- **Exercise aim**
For each line in the records that contains "const", make a copy.

[Interface dataset entries]
+-------+

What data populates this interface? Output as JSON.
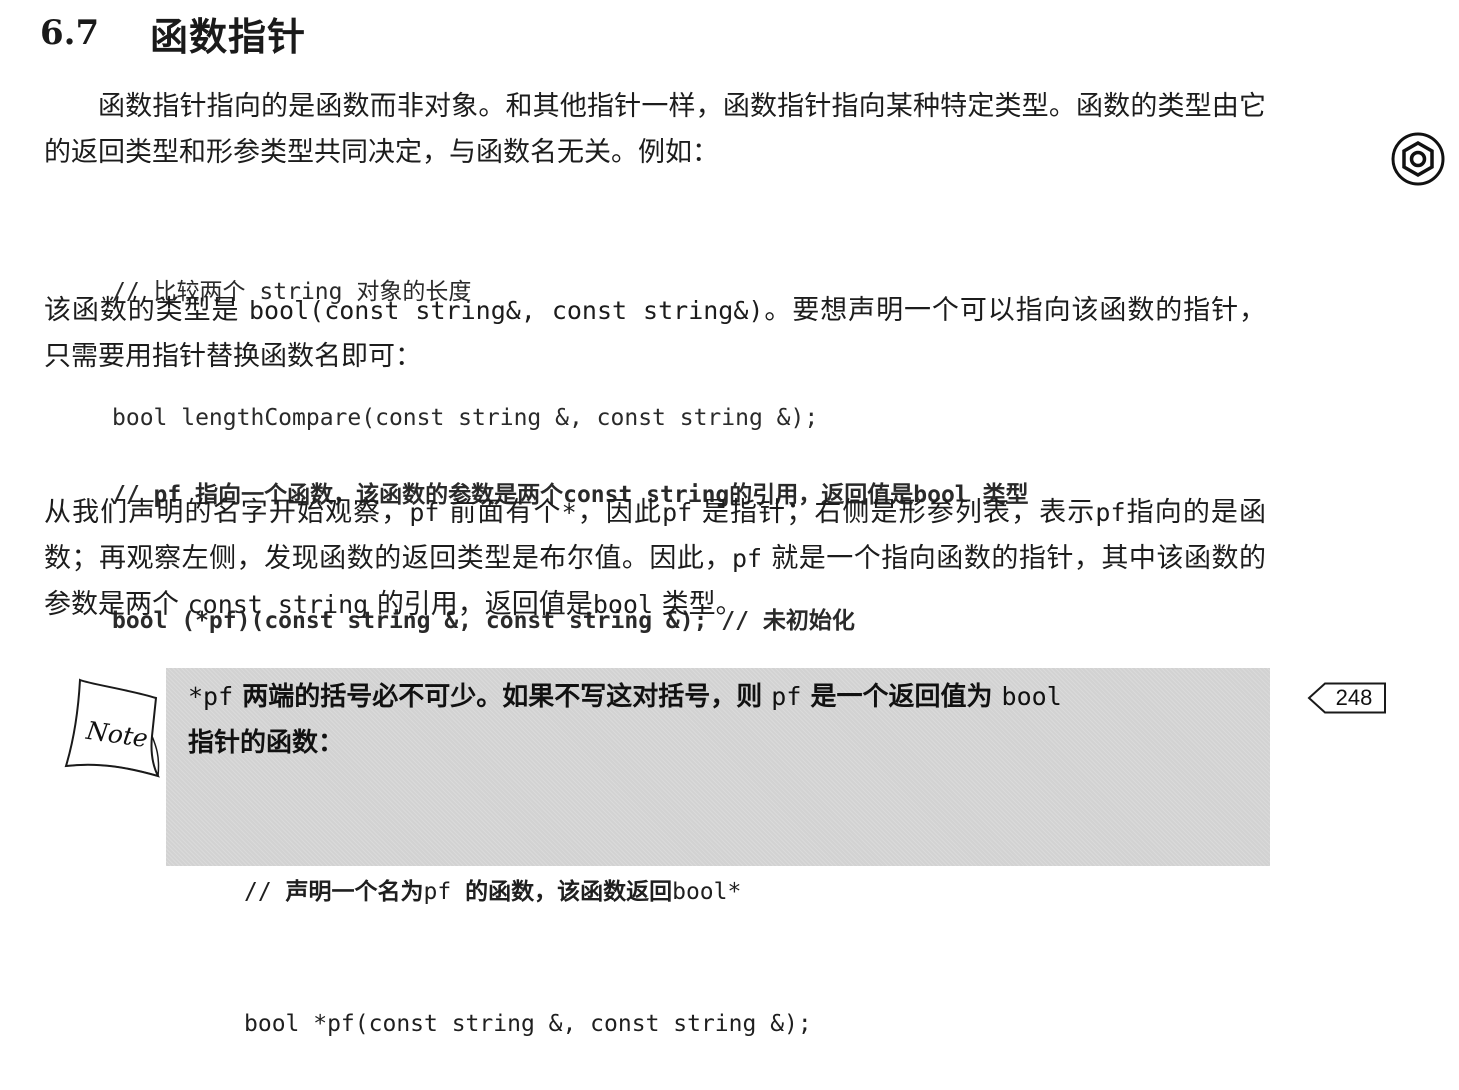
{
  "section": {
    "number": "6.7",
    "title": "函数指针"
  },
  "para1": {
    "text": "函数指针指向的是函数而非对象。和其他指针一样，函数指针指向某种特定类型。函数的类型由它的返回类型和形参类型共同决定，与函数名无关。例如："
  },
  "code1": {
    "comment_prefix": "// ",
    "comment_a": "比较两个",
    "comment_b": "string",
    "comment_c": "对象的长度",
    "line2": "bool lengthCompare(const string &, const string &);"
  },
  "para2": {
    "text_a": "该函数的类型是",
    "code": "bool(const string&, const string&)",
    "text_b": "。要想声明一个可以指向该函数的指针，只需要用指针替换函数名即可："
  },
  "code2": {
    "comment_prefix": "// pf ",
    "comment_a": "指向一个函数，该函数的参数是两个",
    "comment_b": "const string",
    "comment_c": "的引用，返回值是",
    "comment_d": "bool",
    "comment_e": "类型",
    "line2_code": "bool (*pf)(const string &, const string &); // ",
    "line2_comment": "未初始化"
  },
  "para3": {
    "t1": "从我们声明的名字开始观察，",
    "c1": "pf",
    "t2": "前面有个",
    "c2": "*",
    "t3": "，因此",
    "c3": "pf",
    "t4": "是指针；右侧是形参列表，表示",
    "c4": "pf",
    "t5": "指向的是函数；再观察左侧，发现函数的返回类型是布尔值。因此，",
    "c5": "pf",
    "t6": "就是一个指向函数的指针，其中该函数的参数是两个",
    "c6": "const string",
    "t7": "的引用，返回值是",
    "c7": "bool",
    "t8": "类型。"
  },
  "note": {
    "icon_label": "Note",
    "c1": "*pf",
    "t1": "两端的括号必不可少。如果不写这对括号，则",
    "c2": "pf",
    "t2": "是一个返回值为",
    "c3": "bool",
    "t3": "指针的函数：",
    "code_comment_prefix": "// ",
    "code_comment_a": "声明一个名为",
    "code_comment_b": "pf",
    "code_comment_c": "的函数，该函数返回",
    "code_comment_d": "bool*",
    "code_line2": "bool *pf(const string &, const string &);"
  },
  "page_number": "248",
  "icons": {
    "side": "hexagon-nut-icon",
    "note": "note-paper-icon",
    "page": "page-pointer-icon"
  }
}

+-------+

- **Answer to this problem**
    "line2": "bool lengthCompare(const string &, const string &);"
    "code": "bool(const string&, const string&)",
    "comment_b": "const string",
    "line2_code": "bool (*pf)(const string &, const string &); // ",
    "c6": "const string",
    "code_line2": "bool *pf(const string &, const string &);"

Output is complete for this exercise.